There are other blockage issues to consider when using wireless in security applications. For example, a microwave transmitter can be set up to send closed circuit television (CCTV) video from one location to another location many miles away. Signal blockage can occur with the construction of a new structure that is in the signal's path. This problem is exacerbated when there are changes of elevation along the wireless signal path. Any RF signal at high frequencies will require an unobscured line-of-sight. If there is a rise in elevation along the signal path, a structure can be built that is not very tall and still block the path. This type of interference is unintentional.
Another example of unintentional interference occurred in the early development of garage door opener technology. The early garage door openers would open the owner's garage door and, often times, the neighbor's garage door. Some people have experienced or have heard of someone whose garage door electronically opened by someone other than the owner. This is because a frequency was generated that was close enough to the garage door frequency that the opener accepted the signal. One way to minimize the problem is for the garage door opener manufacturer to incorporate a dipswitch in the transmitter and receiver for the garage door opener to set a “unique” code. Because the power level of the garage door opener is fairly low and a code is added, the amount of interference of garage door openers across a large metropolitan area is minimized.

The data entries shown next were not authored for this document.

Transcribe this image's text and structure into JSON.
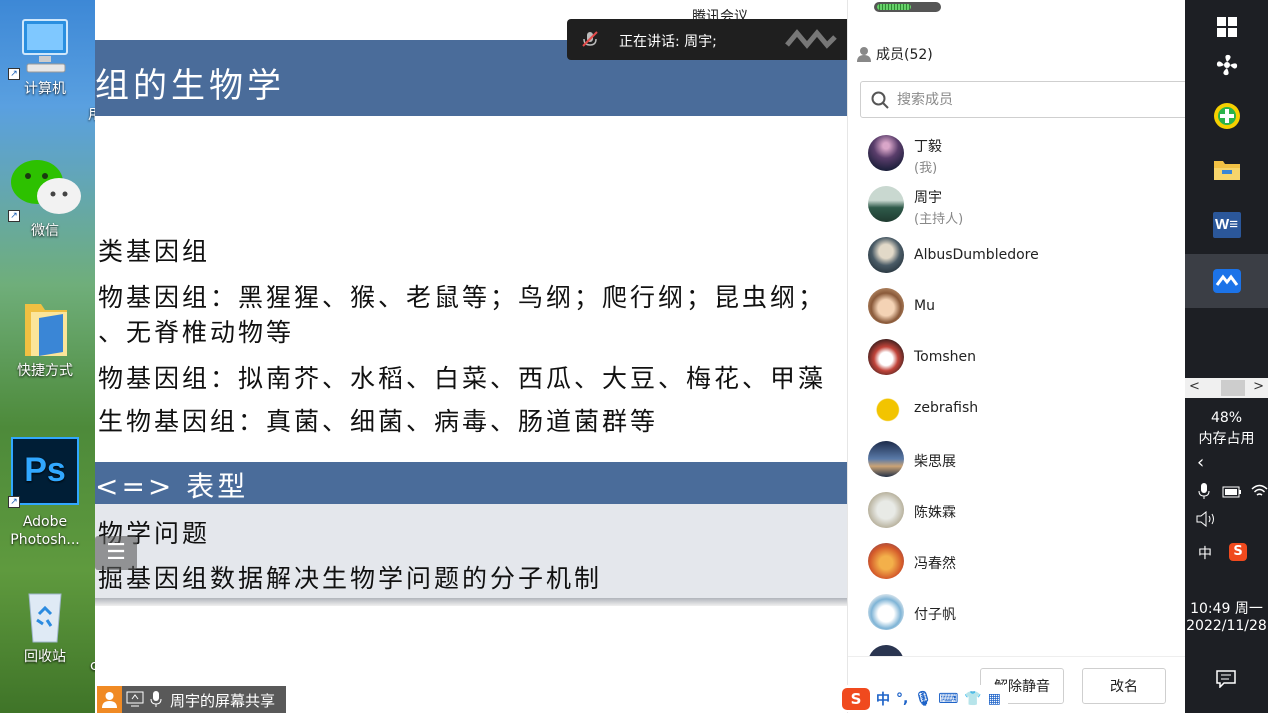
{
  "desktop": {
    "icons": [
      {
        "label": "计算机",
        "icon": "computer-icon"
      },
      {
        "label": "微信",
        "icon": "wechat-icon"
      },
      {
        "label": "快捷方式",
        "icon": "folder-shortcut-icon"
      },
      {
        "label": "Adobe Photosh...",
        "icon": "photoshop-icon"
      },
      {
        "label": "回收站",
        "icon": "recycle-bin-icon"
      }
    ],
    "clipped_char_1": "用",
    "clipped_char_2": "c"
  },
  "window": {
    "title": "腾讯会议"
  },
  "speaker_toast": {
    "text": "正在讲话: 周宇;"
  },
  "slide": {
    "title": "组的生物学",
    "lines": [
      "类基因组",
      "物基因组：黑猩猩、猴、老鼠等；鸟纲；爬行纲；昆虫纲；",
      "、无脊椎动物等",
      "物基因组：拟南芥、水稻、白菜、西瓜、大豆、梅花、甲藻",
      "生物基因组：真菌、细菌、病毒、肠道菌群等"
    ],
    "section_title": "<=> 表型",
    "section_lines": [
      "物学问题",
      "掘基因组数据解决生物学问题的分子机制"
    ]
  },
  "members_panel": {
    "header": "成员(52)",
    "search_placeholder": "搜索成员",
    "members": [
      {
        "name": "丁毅",
        "role": "(我)"
      },
      {
        "name": "周宇",
        "role": "(主持人)"
      },
      {
        "name": "AlbusDumbledore",
        "role": ""
      },
      {
        "name": "Mu",
        "role": ""
      },
      {
        "name": "Tomshen",
        "role": ""
      },
      {
        "name": "zebrafish",
        "role": ""
      },
      {
        "name": "柴思展",
        "role": ""
      },
      {
        "name": "陈姝霖",
        "role": ""
      },
      {
        "name": "冯春然",
        "role": ""
      },
      {
        "name": "付子帆",
        "role": ""
      }
    ],
    "unmute_button": "解除静音",
    "rename_button": "改名",
    "signal_level": 0.55
  },
  "taskbar": {
    "memory_percent": "48%",
    "memory_label": "内存占用",
    "ime_indicator": "中",
    "time": "10:49 周一",
    "date": "2022/11/28",
    "icons": [
      "windows-start-icon",
      "fan-icon",
      "add-app-icon",
      "file-explorer-icon",
      "word-icon",
      "tencent-meeting-icon"
    ]
  },
  "share_bar": {
    "text": "周宇的屏幕共享"
  },
  "ime_bar": {
    "lang": "中"
  }
}
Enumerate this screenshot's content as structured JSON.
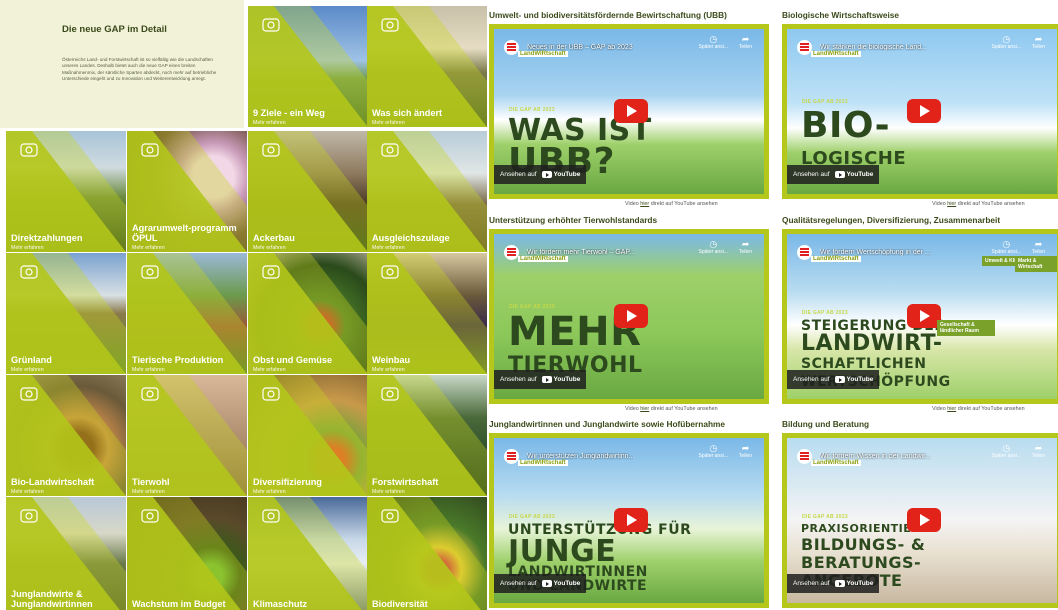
{
  "intro": {
    "title": "Die neue GAP im Detail",
    "text": "Österreichs Land- und Forstwirtschaft ist so vielfältig wie die Landschaften unseres Landes. Deshalb bietet auch die neue GAP einen breiten Maßnahmenmix, der sämtliche Sparten abdeckt, noch mehr auf betriebliche Unterschiede eingeht und zu Innovation und Weiterentwicklung anregt."
  },
  "more_label": "Mehr erfahren",
  "tiles": [
    {
      "label": "9 Ziele - ein Weg",
      "icon": "target-icon"
    },
    {
      "label": "Was sich ändert",
      "icon": "calendar-icon"
    },
    {
      "label": "Direktzahlungen",
      "icon": "coins-icon"
    },
    {
      "label": "Agrarumwelt-programm ÖPUL",
      "icon": "hand-leaf-icon"
    },
    {
      "label": "Ackerbau",
      "icon": "wheat-icon"
    },
    {
      "label": "Ausgleichszulage",
      "icon": "mountain-icon"
    },
    {
      "label": "Grünland",
      "icon": "meadow-icon"
    },
    {
      "label": "Tierische Produktion",
      "icon": "cow-icon"
    },
    {
      "label": "Obst und Gemüse",
      "icon": "fruit-icon"
    },
    {
      "label": "Weinbau",
      "icon": "grapes-icon"
    },
    {
      "label": "Bio-Landwirtschaft",
      "icon": "bio-badge-icon"
    },
    {
      "label": "Tierwohl",
      "icon": "pig-icon"
    },
    {
      "label": "Diversifizierung",
      "icon": "shop-icon"
    },
    {
      "label": "Forstwirtschaft",
      "icon": "trees-icon"
    },
    {
      "label": "Junglandwirte & Junglandwirtinnen",
      "icon": "young-farmers-icon"
    },
    {
      "label": "Wachstum im Budget",
      "icon": "growth-hand-icon"
    },
    {
      "label": "Klimaschutz",
      "icon": "cloud-sun-icon"
    },
    {
      "label": "Biodiversität",
      "icon": "flower-icon"
    }
  ],
  "videos": [
    {
      "section": "Umwelt- und biodiversitätsfördernde Bewirtschaftung (UBB)",
      "title": "Neues in der UBB – GAP ab 2023",
      "big": [
        "WAS IST",
        "UBB?"
      ]
    },
    {
      "section": "Biologische Wirtschaftsweise",
      "title": "Wir stärken die biologische Land...",
      "big": [
        "BIO-",
        "LOGISCHE"
      ]
    },
    {
      "section": "Unterstützung erhöhter Tierwohlstandards",
      "title": "Wir fördern mehr Tierwohl – GAP...",
      "big": [
        "MEHR",
        "TIERWOHL"
      ]
    },
    {
      "section": "Qualitätsregelungen, Diversifizierung, Zusammenarbeit",
      "title": "Wir fördern Wertschöpfung in der ...",
      "big": [
        "STEIGERUNG DER",
        "LANDWIRT-",
        "SCHAFTLICHEN",
        "WERTSCHÖPFUNG"
      ]
    },
    {
      "section": "Junglandwirtinnen und Junglandwirte sowie Hofübernahme",
      "title": "Wir unterstützen Junglandwirtinn...",
      "big": [
        "UNTERSTÜTZUNG FÜR",
        "JUNGE",
        "LANDWIRTINNEN",
        "UND LANDWIRTE"
      ]
    },
    {
      "section": "Bildung und Beratung",
      "title": "Wir fördern Wissen in der Landwir...",
      "big": [
        "PRAXISORIENTIERTE",
        "BILDUNGS- &",
        "BERATUNGS-",
        "ANGEBOTE"
      ]
    }
  ],
  "video_ui": {
    "channel": "LandWIRtschaft",
    "gap_label": "DIE GAP AB 2023",
    "watch_later": "Später ansi...",
    "share": "Teilen",
    "watch_on": "Ansehen auf",
    "youtube": "YouTube",
    "caption_pre": "Video",
    "caption_link": "hier",
    "caption_post": "direkt auf YouTube ansehen",
    "extra_labels": [
      "Umwelt & Klima",
      "Gesellschaft & ländlicher Raum",
      "Markt & Wirtschaft"
    ]
  },
  "colors": {
    "accent": "#b4c71a",
    "dark_green": "#2d4a1f",
    "yt_red": "#e2231a"
  }
}
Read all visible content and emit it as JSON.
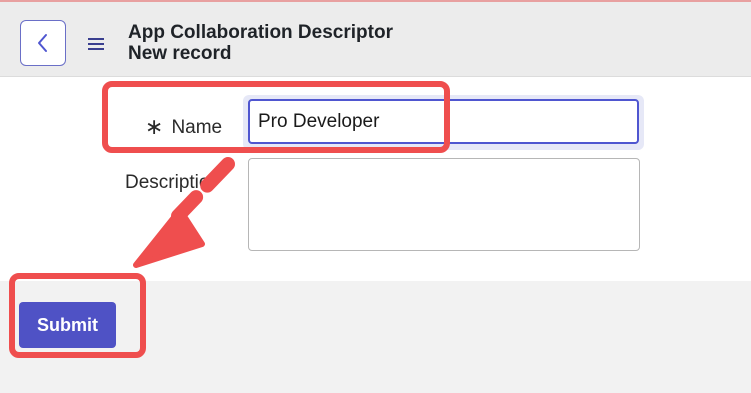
{
  "header": {
    "title": "App Collaboration Descriptor",
    "subtitle": "New record",
    "back_icon": "chevron-left-icon",
    "menu_icon": "hamburger-menu-icon"
  },
  "form": {
    "name": {
      "required_mark": "∗",
      "label": "Name",
      "value": "Pro Developer"
    },
    "description": {
      "label": "Descriptio",
      "value": ""
    }
  },
  "actions": {
    "submit_label": "Submit"
  },
  "annotations": {
    "color": "#ef4e4e",
    "arrow_icon": "diagonal-arrow-icon"
  },
  "colors": {
    "accent": "#4f52c5",
    "header_bg": "#ececec",
    "footer_bg": "#f2f2f2"
  }
}
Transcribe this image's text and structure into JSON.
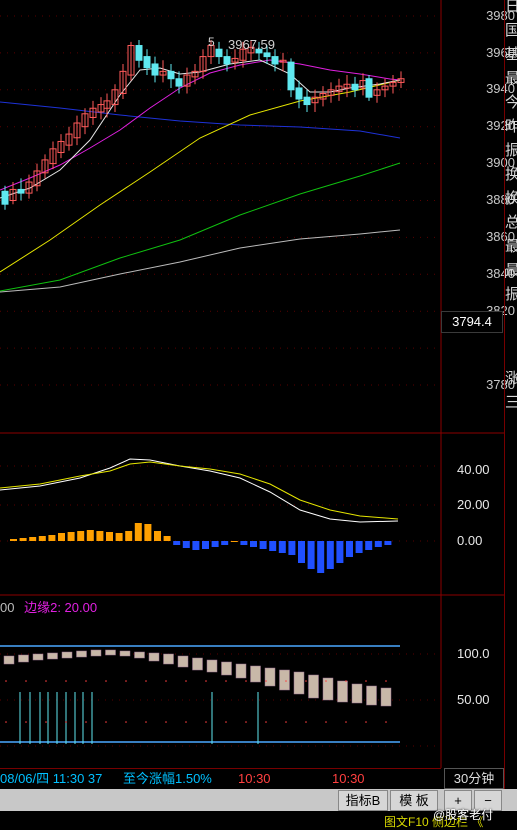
{
  "colors": {
    "background": "#000000",
    "border": "#8b0000",
    "bull_candle": "#ff5a5a",
    "bear_candle": "#5fe8f0",
    "ma_white": "#e6e6e6",
    "ma_yellow": "#e6e600",
    "ma_magenta": "#e020e0",
    "ma_green": "#10c010",
    "ma_blue": "#1e32d8",
    "ma_gray": "#bbbbbb",
    "macd_dif": "#ffffff",
    "macd_dea": "#e6e600",
    "bar_pos": "#ffa000",
    "bar_neg": "#2050ff",
    "edge_line": "#4aa8ff",
    "legend_magenta": "#e020e0",
    "status_date": "#00c0ff",
    "status_rise": "#ff4040",
    "time_label": "#ff4040"
  },
  "main_chart": {
    "price_labels": [
      "3980",
      "3960",
      "3940",
      "3920",
      "3900",
      "3880",
      "3860",
      "3840",
      "3820",
      "3780"
    ],
    "high_marker": "3967.59",
    "current_price": "3794.4"
  },
  "indicator_chart": {
    "labels": [
      "40.00",
      "20.00",
      "0.00"
    ]
  },
  "third_chart": {
    "legend_left": "00",
    "legend_label": "边缘2: 20.00",
    "labels": [
      "100.0",
      "50.00"
    ]
  },
  "status_bar": {
    "date_info": "08/06/四 11:30 37",
    "since_label": "至今涨幅1.50%",
    "time1": "10:30",
    "time2": "10:30",
    "period": "30分钟"
  },
  "toolbar": {
    "indicator_btn": "指标B",
    "template_btn": "模 板",
    "plus_btn": "+",
    "minus_btn": "−"
  },
  "right_panel": {
    "chars": [
      "日",
      "国",
      "基",
      "最",
      "今",
      "昨",
      "振",
      "换",
      "换",
      "总",
      "最",
      "最",
      "振"
    ],
    "lower_chars": [
      "涨",
      "三"
    ]
  },
  "bottom": {
    "partial_text": "图文F10 侧边栏 《",
    "watermark": "@股客老付"
  }
}
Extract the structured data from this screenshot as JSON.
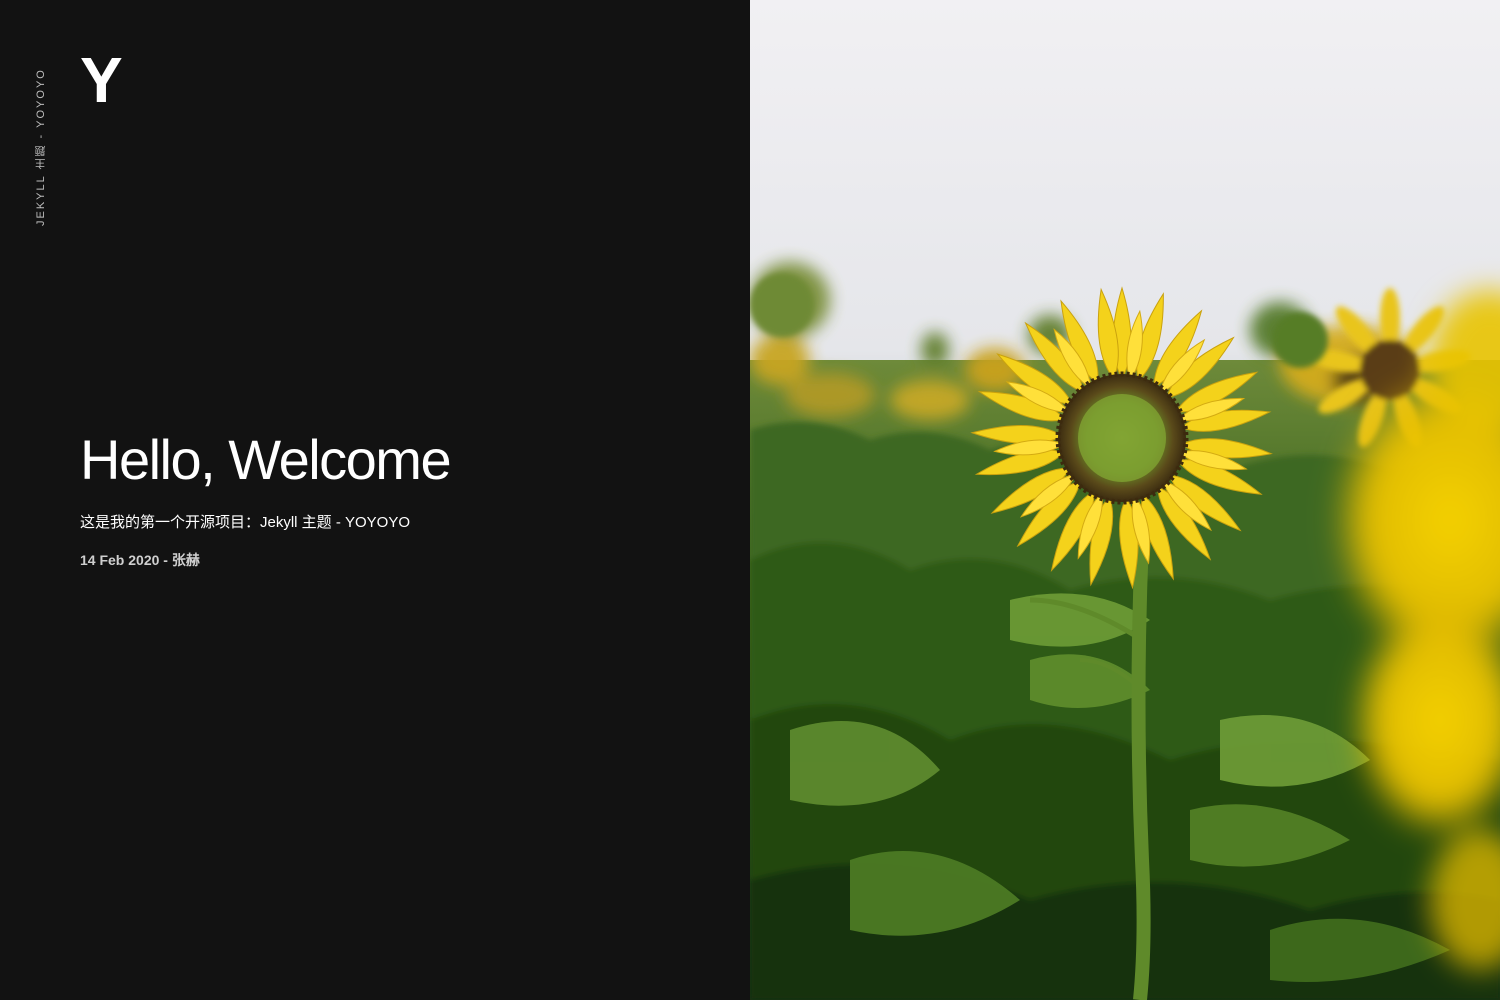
{
  "site": {
    "tagline": "JEKYLL 主题 - YOYOYO",
    "logo": "Y"
  },
  "post": {
    "title": "Hello, Welcome",
    "excerpt": "这是我的第一个开源项目：Jekyll 主题 - YOYOYO",
    "meta": "14 Feb 2020 - 张赫"
  },
  "colors": {
    "left_background": "#121212",
    "text": "#ffffff",
    "sky": "#e9e9ec",
    "petal": "#f3d21c",
    "leaf": "#3f6b22"
  },
  "hero_image": {
    "icon": "sunflower-field-photo"
  }
}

Sometimes you can take advantage of interference. TV stations, for example, transmit microwave signals from vehicles with mobile microwave transmitters back to the TV station for remote broadcast. These vehicles often have one or more microwave dish/dishes mounted to an extendable arm or pole. Quite often, a TV station engineer faces RF interference issues, so the operator must direct the microwave antenna's line-of-sight signal directly at a source of interference, such as a metallic- or mirror-finished glass building to bounce the microwave signal back to the TV station-receiving antenna.
There are security concerns in reference to intentional interference, which blocks reception of the signal. Transmitting a high-power signal at the same frequency that is being used for the security wireless application can cause intentional signal blockage. (This problem is fairly unlikely for most commercial security applications.) Wireless security system manufacturers can incorporate different technologies to avoid the jamming or intentional interference problem by using what is referred to as “spread spectrum” technology, which enables the message or signal to be sent on one frequency and the next message to be sent on a different frequency.
The message can also be broken up into pieces of data referred to as a packet. One piece can be sent on one frequency and another packet on a different frequency, and so on. No matter how the data is spread over the frequency spectrum, the receiver and transmitter must be in synchronization to ensure proper reassembly of the data. Synchronization allows the total data stream to be recombined into a usable recognizable signal.
The power radiated by the transmitter will affect the maximum distance the receiver can be placed from the transmitter to receive a valid signal. The Federal Communication Commission (FCC) controls the power levels and frequencies used by all RF devices in the United States .
The requirement for an FCC license depends on the frequencies used and the transmitted power. Many security products and wireless LANs on the market fall into one of several frequencies. 5.8 billion Hertz (GHZ) is one of the common frequencies, while other frequencies include 2.4 GHZ and 433 million Hertz (MHZ). The 5.8 GHZ, 2.4 GHZ and 433 MHZ security RF wireless products can be legally used, in many cases, without an FCC license.
If a product's literature does not indicate whether an FCC license is required, it is important to verify that requirement before purchase. Deciding between products that require an FCC license and do not, primarily depends on the distance needed between the transmitter and receiver. Longer distances require more power and may require an FCC license.
Some caution is needed when applying the distances advertised for a given product vs. what can be expected in real-life. The wireless manufacturer provides the distance their product will transmit in their literature. This distance is under ideal conditions in unobstructed “clear air.” The assumption is that there are no obstructions, a clear line-of-sight, low humidity and no signal loss or interference due to reflections.